Skip to main content

Program Directors and Faculty

Program Directors and Faculty


Mary Nell Higley, Director of Post-Baccalaureate Pre-Medical Program and Teaching Associate in Chemistry

Contact Information

Phone: 404-471-6550
Office Location: Bullock Science Center G03W


Additional Faculty


Melissa Fay Greene, Kirk Distinguished Writer in Residence

Melissa Fay Greene is the author of six books of nonfiction: "Praying for Sheetrock" (1991), "The Temple Bombing" (1996), "Last Man Out" (2003), "There is No Me Without You" (2006), "No Biking in the House Without a Helmet" (2011), and "The Underdogs" (2016). The newest is an expansion of "Wonder Dog," a 2012 New York Times Magazine feature story that became one of the most popular, most shared New York Times Magazine articles of the year.

Greene's work has been translated into 15 languages and has been honored with a Guggenheim Fellowship, two National Book Award nominations, a National Book Critics Circle Award nomination, the Robert F. Kennedy Book Award, the "Chicago Tribune" Heartland Prize, the Southern Book Critics Circle Award, the ACLU National Civil Liberties Award, the Hadassah Myrtle Wreath Award, Elle Magazine's Readers' Prize, the Salon Book Prize, a Lyndhurst Foundation Fellowship a Dog Writers of America Award, and induction into the Georgia Writers Hall of Fame. She has contributed to the New York Times, The New Yorker, The Atlantic, The Washington Post, Newsweek, LIF, MS, and other periodicals. "Praying For Sheetrock" was named one of the Top 100 Works of American Journalism of the 20th century and appears on Entertainment Weekly's list of "The New Classics - The 100 Best Books of the Last 25 Years." "The Temple Bombing" was adapted as a stage play by Atlanta's Alliance Theater, which had its world premiere in February 2017.

A native of Macon, Georgia, childhood resident of Dayton, Ohio, and 1975 graduate of Oberlin College, Greene and her husband, defense attorney Don Samuel, live in Atlanta and are the parents of nine and grandparents of one.

Read more about Melissa Fay Greene at


Mina Ivanova, Visiting Assistant Professor of Writing and Digital Communication

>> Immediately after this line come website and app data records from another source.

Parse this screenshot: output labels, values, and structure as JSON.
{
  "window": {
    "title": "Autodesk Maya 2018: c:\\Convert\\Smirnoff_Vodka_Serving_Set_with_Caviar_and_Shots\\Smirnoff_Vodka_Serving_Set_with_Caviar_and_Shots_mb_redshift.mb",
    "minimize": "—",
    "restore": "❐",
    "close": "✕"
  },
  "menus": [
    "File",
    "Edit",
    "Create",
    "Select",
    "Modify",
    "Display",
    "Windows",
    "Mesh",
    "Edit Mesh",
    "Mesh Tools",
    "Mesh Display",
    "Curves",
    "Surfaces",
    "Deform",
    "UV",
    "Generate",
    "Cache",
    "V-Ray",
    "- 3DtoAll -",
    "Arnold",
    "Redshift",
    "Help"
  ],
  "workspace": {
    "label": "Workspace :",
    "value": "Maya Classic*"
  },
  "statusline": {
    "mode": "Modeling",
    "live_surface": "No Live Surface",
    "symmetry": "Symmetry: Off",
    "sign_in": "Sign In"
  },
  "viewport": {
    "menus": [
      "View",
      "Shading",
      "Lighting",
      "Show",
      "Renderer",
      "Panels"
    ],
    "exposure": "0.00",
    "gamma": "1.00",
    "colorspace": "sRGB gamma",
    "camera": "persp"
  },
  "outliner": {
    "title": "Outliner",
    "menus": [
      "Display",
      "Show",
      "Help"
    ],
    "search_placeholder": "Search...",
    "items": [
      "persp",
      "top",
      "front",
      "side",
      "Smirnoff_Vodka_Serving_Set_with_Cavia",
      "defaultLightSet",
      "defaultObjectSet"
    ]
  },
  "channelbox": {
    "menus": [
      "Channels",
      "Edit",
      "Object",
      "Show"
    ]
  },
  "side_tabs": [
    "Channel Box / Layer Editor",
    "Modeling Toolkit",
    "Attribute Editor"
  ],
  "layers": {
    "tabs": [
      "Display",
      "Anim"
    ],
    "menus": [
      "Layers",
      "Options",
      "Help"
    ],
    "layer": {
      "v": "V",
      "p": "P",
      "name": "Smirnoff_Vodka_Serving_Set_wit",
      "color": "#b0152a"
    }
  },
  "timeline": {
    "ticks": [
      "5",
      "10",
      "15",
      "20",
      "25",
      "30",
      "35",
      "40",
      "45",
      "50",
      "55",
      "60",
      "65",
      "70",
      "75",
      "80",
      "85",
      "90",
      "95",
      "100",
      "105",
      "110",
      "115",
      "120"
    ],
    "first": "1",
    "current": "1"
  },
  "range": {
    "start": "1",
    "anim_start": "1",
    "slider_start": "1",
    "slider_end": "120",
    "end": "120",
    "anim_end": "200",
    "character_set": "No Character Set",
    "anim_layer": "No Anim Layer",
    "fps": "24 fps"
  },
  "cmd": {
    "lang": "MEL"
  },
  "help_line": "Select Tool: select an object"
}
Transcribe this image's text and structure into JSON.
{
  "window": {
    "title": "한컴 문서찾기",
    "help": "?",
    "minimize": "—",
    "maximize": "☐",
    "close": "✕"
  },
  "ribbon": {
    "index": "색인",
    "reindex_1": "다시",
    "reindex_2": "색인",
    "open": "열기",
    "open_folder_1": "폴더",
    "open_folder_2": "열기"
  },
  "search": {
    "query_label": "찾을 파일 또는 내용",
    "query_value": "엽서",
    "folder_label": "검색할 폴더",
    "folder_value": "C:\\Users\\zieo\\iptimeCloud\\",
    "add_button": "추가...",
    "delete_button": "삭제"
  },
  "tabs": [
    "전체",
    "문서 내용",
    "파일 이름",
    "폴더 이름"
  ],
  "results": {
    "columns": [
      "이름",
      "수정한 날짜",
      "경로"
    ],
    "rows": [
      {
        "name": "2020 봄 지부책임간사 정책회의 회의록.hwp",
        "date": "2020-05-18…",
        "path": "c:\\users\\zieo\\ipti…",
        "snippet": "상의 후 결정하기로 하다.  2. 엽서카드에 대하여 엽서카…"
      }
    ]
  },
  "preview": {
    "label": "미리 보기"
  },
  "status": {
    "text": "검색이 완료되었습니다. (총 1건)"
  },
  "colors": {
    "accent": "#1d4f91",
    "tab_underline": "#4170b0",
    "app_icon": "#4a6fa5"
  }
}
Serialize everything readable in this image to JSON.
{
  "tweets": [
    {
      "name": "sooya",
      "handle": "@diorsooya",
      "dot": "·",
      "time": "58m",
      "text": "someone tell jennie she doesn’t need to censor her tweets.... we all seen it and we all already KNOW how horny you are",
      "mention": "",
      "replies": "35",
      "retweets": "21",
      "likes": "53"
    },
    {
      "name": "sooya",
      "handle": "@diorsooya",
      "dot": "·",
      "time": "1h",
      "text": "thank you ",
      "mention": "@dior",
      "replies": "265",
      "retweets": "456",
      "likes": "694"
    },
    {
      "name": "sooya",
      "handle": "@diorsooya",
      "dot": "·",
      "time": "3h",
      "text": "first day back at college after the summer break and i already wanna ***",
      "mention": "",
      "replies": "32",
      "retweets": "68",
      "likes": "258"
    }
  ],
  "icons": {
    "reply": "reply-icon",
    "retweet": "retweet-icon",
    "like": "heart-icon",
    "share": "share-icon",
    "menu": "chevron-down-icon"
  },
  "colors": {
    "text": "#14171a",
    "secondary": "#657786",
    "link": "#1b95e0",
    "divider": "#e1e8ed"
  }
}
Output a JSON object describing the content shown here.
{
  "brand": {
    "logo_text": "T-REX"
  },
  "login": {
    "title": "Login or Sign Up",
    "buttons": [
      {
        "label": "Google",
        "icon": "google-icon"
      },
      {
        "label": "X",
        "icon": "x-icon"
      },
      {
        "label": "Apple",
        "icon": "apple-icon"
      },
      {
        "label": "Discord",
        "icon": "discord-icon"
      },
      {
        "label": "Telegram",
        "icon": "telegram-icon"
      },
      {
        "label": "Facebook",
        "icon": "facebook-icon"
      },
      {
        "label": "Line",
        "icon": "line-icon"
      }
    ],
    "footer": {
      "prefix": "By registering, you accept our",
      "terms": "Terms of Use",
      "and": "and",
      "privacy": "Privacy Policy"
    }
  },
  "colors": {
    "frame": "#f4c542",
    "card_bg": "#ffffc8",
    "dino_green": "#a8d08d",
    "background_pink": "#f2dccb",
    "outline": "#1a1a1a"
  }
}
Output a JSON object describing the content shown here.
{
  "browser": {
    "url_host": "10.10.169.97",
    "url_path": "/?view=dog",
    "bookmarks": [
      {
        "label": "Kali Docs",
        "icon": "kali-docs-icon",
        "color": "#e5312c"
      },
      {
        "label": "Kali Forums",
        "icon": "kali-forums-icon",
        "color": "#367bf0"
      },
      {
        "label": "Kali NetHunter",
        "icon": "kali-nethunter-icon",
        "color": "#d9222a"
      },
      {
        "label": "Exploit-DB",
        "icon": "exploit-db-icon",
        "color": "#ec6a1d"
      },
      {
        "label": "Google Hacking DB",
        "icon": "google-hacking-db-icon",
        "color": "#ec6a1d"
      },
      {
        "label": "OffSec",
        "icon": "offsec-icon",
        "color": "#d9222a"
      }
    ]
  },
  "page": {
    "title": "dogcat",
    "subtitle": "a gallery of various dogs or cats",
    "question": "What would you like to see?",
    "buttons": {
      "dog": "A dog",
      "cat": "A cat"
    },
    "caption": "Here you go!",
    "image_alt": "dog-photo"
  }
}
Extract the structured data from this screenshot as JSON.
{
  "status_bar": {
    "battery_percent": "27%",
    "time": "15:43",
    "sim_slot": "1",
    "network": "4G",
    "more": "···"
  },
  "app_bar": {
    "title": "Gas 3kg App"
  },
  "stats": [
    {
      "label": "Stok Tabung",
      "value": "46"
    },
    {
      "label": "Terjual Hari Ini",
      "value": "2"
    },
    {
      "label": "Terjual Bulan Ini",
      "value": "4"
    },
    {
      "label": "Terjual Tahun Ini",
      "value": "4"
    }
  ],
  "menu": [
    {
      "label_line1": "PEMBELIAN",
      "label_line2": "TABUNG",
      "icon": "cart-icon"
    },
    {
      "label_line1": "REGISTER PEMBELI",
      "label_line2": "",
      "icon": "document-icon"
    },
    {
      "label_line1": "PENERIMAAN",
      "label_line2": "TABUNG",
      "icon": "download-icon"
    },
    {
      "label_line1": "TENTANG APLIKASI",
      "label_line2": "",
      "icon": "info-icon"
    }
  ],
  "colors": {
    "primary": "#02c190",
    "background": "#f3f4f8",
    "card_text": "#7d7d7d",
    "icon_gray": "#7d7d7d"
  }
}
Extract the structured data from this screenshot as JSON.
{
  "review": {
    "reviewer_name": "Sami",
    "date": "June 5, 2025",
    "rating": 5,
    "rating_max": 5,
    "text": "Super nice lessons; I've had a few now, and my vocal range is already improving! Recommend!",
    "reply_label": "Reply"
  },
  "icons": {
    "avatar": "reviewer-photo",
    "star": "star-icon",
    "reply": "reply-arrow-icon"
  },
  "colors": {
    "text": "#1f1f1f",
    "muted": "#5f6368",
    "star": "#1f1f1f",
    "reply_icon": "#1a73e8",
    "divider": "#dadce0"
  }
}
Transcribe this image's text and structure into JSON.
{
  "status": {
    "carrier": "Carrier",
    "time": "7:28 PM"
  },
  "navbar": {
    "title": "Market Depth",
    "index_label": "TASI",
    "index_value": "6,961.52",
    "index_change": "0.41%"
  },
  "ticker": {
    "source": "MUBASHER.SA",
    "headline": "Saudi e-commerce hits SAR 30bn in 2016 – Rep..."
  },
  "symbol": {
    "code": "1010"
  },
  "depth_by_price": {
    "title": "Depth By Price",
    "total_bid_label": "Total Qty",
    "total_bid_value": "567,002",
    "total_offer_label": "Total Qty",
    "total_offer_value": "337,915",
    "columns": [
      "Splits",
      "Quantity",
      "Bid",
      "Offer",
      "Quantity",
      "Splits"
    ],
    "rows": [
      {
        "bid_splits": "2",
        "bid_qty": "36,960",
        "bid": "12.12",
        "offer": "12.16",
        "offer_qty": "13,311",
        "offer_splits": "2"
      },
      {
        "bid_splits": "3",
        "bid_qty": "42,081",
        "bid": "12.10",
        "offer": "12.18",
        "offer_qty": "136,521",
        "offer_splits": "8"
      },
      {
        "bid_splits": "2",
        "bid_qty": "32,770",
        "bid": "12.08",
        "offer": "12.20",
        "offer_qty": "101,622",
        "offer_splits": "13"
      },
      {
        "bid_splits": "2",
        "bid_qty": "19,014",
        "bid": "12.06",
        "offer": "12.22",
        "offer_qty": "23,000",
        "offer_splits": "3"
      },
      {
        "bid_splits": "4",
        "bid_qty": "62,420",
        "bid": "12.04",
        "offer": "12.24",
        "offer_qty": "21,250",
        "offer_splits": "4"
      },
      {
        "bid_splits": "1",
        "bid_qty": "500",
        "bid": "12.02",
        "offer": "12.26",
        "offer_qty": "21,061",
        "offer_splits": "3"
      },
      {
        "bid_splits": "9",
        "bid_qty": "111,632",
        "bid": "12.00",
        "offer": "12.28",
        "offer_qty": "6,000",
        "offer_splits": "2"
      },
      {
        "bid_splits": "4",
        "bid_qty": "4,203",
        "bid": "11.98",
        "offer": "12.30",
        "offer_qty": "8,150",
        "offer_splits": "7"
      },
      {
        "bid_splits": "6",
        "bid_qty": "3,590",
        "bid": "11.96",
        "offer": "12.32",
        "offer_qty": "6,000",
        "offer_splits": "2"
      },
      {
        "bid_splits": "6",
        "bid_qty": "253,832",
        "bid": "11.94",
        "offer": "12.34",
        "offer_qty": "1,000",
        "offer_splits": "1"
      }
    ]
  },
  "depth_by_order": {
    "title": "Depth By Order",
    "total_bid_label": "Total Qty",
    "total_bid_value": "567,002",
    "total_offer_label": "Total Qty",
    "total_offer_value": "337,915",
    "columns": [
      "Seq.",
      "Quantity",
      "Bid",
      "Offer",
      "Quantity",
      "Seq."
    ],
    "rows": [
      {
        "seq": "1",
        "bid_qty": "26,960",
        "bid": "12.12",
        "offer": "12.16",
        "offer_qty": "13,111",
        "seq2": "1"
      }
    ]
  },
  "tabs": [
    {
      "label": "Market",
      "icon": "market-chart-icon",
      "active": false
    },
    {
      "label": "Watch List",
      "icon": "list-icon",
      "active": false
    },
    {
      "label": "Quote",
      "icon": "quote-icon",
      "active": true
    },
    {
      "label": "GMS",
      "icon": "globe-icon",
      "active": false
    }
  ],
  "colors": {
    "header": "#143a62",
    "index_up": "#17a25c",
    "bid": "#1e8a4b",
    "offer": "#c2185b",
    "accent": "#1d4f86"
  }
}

Mina Ivanova earned a Ph.D. in rhetoric and politics from the Department of Communication at Georgia State University. She teaches public speaking at Agnes Scott College. Her current scholarship is situated at the intersection of rhetorical studies, critical theory, and psychoanalysis. Her dissertation, “To (A)void: Rhetorical Shifts, Significant Absences, and Absent Signification in the Bush Administration’s Justificatory War Rhetoric,” isolates the largely unconscious rhetorical and ideological means with which war was justified before, during and after, the U.S. 2003 invasion of Iraq.

Originally from Bulgaria, Ivanova studied English/Comparative Literature and Linguistics at Sofia University. She holds a master’s degree in Communication from Villanova University, where her theoretical interests shifted towards collective identification, public memory, and the question of rhetorical agency and subjectivity. Her work has appeared in the volume "Venomous Speech: Problems with American Political Discourse on the Right and Left" (Praeger 2013) and, more recently, in the international "Journal of Rhetoric and Communications" and in the "Quarterly Journal of Speech."


Paul Wallace, Instructor in Physics